The War in Plymouth
The War In Plymouth:
Destruction And A New Beginning
A Heritage Lottery project.
In April 2013 we were awarded a Heritage Lottery Grant to develop a three-year oral history project entitled The War in Plymouth: Destruction and a New Beginning.
This project has now been completed, and we have held several exhibitions in Plymouth allowing residents to get a flavour of the interviews.
If you would like to listen to any of the interviews in full, they are all now stored at the Plymouth and West Devon Record Office. Click on their website here to find out how to make an appointment.
We are maintaining the project’s Facebook page, so do please feel free to continue to contribute to that here.
Over the life of the project, we met and made friends with some truly remarkable people, many of whom we remain in touch with. We would like to thank all the participants, contributors and volunteers who made this such a genuine and heartfelt experience.
During the terrible Blitz on Plymouth during the Second World War, over 4,000 homes were destroyed. The City’s response, encapsulated in the Abercrombie Plan, was dynamic, and over the course of ten years between 1945 and 1955, over 17,000 new homes and 24 new schools were built, creating new neighbourhoods such as Southway and Efford.
This project, working in association with the History Department at Plymouth University under the guidance of Professor Kevin Jefferys, gathered as many interviews as possible with Plymouth people who remembered the war years and the years of social housing.
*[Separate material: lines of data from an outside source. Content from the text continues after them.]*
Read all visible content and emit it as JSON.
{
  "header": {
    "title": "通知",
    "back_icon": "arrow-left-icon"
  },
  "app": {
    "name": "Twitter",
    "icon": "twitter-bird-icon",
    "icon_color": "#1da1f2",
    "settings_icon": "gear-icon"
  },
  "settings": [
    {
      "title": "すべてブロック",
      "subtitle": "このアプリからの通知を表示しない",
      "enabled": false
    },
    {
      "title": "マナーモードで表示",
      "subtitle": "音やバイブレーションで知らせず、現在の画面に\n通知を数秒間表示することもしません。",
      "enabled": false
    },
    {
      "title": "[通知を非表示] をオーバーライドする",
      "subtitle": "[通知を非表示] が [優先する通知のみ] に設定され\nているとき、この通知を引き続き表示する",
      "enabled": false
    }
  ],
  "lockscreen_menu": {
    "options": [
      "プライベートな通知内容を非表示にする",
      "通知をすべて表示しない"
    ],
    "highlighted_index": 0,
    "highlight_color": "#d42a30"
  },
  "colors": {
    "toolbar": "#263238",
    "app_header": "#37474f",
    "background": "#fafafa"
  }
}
Going out into people’s homes, we recorded and preserved these memories.
We worked with members of the community in Plymouth who joined the project in a number of ways – either as an interviewer or as an interviewee or as a voluntary transcriber The project is entirely shaped by the perspective of the people of Plymouth: what was their experience of war, and how did the city emerge from it into a new era?
We worked with Fotonow, the Plymouth-based photographic social enterprise, who enabled Plymouth people to produce a photographic record of our interviewees to sit alongside the oral history recordings.
The project worked closely with Plymouth University, local historian Chris Robinson, Plymouth and West Devon Record Office, Plymouth Museum. The project was supported by the Heritage Lottery Fund.